For immigrants in Canada, understanding the Old Age Security (OAS) system is a crucial aspect of retirement planning. This article aims to provide an in-depth guide on how OAS works for immigrants, covering eligibility criteria, benefits, and key considerations for maximizing retirement income.
Introduction to OAS for Immigrants
Old Age Security (OAS) is a fundamental component of Canada’s retirement income system, offering financial support to seniors. For immigrants, the rules and eligibility criteria can differ, making it important to understand how to navigate the system effectively.
- Basics of OAS: OAS is a monthly payment available to seniors aged 65 and older, primarily based on residency in Canada.
- Importance for Immigrants: For immigrants, OAS eligibility and the amount received can be significantly influenced by their residency duration in Canada and their age when they arrived.
Eligibility Criteria for Immigrants
Navigating the OAS eligibility criteria is the first step for immigrants in understanding their potential benefits.
- Minimum Years in Canada: To qualify for OAS, immigrants must have lived in Canada for at least 10 years after turning 18.
- Partial vs. Full Benefits: The amount of OAS benefit is prorated based on the number of years lived in Canada. Full benefits require 40 years of residency.
- Age of Arrival in Canada: The age at which an immigrant arrives in Canada can impact their total years of residency and subsequently their OAS benefits.
Maximizing OAS Benefits as an Immigrant
For immigrants, there are specific strategies to consider for maximizing OAS benefits.
1. Delaying OAS Benefits
- Impact of Deferral: Like other seniors, immigrants can choose to delay their OAS benefits up to age 70 to increase the monthly payment amount.

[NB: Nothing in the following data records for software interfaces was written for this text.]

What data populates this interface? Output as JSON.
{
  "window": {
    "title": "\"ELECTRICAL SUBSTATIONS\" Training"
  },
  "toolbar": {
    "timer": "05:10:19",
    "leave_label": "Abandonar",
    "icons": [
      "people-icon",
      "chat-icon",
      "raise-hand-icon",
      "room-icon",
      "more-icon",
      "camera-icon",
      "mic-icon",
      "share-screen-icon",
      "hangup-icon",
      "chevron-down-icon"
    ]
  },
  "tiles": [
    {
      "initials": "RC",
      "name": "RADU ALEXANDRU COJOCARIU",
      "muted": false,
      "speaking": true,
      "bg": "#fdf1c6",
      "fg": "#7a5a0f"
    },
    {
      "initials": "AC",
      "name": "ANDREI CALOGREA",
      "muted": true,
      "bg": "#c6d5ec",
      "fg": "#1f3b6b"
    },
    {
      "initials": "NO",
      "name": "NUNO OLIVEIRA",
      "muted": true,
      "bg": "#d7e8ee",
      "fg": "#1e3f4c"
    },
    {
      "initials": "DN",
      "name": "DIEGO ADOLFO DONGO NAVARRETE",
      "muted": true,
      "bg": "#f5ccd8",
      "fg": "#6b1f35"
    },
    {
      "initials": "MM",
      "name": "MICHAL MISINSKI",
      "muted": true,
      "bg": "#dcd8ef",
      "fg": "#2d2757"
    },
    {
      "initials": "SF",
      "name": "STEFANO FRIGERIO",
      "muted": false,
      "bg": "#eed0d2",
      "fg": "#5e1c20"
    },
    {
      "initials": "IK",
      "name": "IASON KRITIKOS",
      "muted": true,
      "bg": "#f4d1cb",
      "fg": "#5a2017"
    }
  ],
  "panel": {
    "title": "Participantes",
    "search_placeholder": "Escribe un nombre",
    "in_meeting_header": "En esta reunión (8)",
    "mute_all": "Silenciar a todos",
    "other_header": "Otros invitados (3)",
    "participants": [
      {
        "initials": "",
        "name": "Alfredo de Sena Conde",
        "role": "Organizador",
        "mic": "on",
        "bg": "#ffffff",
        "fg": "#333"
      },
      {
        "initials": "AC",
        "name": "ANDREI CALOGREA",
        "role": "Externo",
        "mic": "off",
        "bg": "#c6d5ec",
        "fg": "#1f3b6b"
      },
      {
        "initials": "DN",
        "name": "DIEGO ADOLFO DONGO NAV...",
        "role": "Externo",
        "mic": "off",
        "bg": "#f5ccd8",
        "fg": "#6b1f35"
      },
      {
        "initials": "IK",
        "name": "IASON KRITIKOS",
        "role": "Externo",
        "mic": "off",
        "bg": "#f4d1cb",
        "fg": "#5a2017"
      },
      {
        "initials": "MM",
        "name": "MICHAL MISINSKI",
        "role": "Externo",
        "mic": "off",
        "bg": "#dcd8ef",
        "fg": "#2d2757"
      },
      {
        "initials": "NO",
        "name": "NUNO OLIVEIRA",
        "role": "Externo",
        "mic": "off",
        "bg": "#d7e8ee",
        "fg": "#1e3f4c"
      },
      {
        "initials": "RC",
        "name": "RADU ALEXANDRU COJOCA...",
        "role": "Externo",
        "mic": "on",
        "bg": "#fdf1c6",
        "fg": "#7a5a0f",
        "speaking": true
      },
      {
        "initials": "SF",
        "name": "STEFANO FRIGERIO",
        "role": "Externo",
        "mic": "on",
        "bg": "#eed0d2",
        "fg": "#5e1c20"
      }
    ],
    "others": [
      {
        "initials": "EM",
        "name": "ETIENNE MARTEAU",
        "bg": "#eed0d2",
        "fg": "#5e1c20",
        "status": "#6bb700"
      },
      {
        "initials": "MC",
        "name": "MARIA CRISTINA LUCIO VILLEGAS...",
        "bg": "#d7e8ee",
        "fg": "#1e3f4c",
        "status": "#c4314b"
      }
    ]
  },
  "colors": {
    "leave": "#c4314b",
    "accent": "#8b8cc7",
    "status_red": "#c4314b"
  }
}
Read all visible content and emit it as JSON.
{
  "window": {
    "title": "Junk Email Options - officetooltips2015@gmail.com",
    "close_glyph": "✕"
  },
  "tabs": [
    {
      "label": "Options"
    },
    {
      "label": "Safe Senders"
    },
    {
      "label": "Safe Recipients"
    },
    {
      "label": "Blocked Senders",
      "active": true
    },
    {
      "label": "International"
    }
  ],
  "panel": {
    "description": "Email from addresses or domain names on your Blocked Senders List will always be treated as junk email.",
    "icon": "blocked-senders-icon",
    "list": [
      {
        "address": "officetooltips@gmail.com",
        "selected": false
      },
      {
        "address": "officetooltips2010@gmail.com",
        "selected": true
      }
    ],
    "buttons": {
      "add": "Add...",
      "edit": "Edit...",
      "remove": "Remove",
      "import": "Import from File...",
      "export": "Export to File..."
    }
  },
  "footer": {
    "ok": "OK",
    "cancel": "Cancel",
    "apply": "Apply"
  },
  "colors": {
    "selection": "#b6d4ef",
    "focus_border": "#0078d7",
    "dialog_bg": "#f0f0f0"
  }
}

2. Understanding International Social Security Agreements
- Agreements with Other Countries: Canada has social security agreements with several countries that can help immigrants meet the residency requirements for OAS. These agreements often allow for the pooling of social security credits from both countries.
3. Planning for Retirement Income
- Combining OAS with Other Pensions: Immigrants should consider how OAS interacts with pensions from their countries of origin and other income sources.
Special Considerations for Immigrant Seniors
Certain aspects of the OAS program require additional attention from immigrant seniors.
Navigating the Clawback
- Income Thresholds: High-income immigrants should be aware of the OAS clawback and plan their retirement income accordingly.
For more information, explore OAS Clawback: Strategies to Avoid It.
Health and Long-Term Care
- Healthcare Benefits: Understanding how healthcare and long-term care benefits integrate with OAS is crucial, especially for those who might not have a comprehensive healthcare history in Canada.
Life Changes and OAS Adjustments
Life changes such as a return to the home country, changes in marital status, or loss of a spouse can impact OAS benefits.
Returning to Home Country
- Receiving OAS Abroad: OAS benefits can often be received even if the beneficiary decides to return to their home country, but this depends on specific criteria and agreements between Canada and the country in question.
- Impact on Benefits: Changes in marital status can affect OAS benefits, and it’s important to update this information with Service Canada promptly.
Conclusion: Securing Retirement as an Immigrant in Canada
For immigrants in Canada, securing a comfortable retirement involves understanding and effectively navigating the OAS system. Familiarizing oneself with the eligibility criteria, maximizing benefits through strategic planning, and staying informed about how life changes can impact these benefits are key to ensuring a stable financial future in retirement.